Exercise description: Copy every line of the entries that has the string "stack" in it.

Dataset records:
↓↓↓

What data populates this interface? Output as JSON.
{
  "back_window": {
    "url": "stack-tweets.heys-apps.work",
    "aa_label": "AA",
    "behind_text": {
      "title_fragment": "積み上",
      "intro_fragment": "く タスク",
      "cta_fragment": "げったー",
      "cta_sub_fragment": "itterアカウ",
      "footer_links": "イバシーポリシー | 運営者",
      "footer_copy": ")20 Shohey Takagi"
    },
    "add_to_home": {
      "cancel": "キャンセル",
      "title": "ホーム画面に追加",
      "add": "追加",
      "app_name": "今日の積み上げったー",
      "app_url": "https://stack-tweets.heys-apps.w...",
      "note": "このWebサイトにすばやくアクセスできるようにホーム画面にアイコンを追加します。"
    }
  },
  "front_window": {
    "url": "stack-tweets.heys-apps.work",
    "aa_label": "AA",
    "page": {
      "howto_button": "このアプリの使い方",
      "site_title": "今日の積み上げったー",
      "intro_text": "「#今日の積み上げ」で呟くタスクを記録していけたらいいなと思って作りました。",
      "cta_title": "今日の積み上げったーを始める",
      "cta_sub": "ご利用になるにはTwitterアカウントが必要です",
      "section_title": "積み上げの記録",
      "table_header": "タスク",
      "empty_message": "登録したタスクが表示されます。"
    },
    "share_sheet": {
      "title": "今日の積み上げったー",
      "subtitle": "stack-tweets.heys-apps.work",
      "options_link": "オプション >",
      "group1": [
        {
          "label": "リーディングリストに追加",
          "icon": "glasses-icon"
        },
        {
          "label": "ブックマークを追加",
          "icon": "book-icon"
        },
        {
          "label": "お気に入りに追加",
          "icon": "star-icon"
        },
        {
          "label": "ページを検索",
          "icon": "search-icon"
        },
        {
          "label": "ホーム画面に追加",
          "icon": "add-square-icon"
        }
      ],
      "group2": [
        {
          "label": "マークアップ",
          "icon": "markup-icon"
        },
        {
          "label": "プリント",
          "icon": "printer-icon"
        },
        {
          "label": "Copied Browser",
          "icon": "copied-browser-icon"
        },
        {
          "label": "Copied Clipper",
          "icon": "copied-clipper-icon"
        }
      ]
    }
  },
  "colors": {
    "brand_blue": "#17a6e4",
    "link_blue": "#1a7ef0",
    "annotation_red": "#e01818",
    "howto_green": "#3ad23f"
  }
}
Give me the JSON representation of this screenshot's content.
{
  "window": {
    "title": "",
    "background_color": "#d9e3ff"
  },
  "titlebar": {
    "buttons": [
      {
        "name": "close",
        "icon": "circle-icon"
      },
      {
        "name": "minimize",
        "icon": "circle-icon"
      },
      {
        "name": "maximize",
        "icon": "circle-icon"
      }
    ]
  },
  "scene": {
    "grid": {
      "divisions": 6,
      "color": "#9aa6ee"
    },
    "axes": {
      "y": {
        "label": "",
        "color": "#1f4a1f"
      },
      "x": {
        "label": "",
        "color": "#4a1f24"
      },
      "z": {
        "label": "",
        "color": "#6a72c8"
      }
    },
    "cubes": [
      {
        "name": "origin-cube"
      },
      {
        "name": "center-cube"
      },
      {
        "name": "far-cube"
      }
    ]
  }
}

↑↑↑

Exercise output:
    "url": "stack-tweets.heys-apps.work",
      "app_url": "https://stack-tweets.heys-apps.w...",
    "url": "stack-tweets.heys-apps.work",
      "subtitle": "stack-tweets.heys-apps.work",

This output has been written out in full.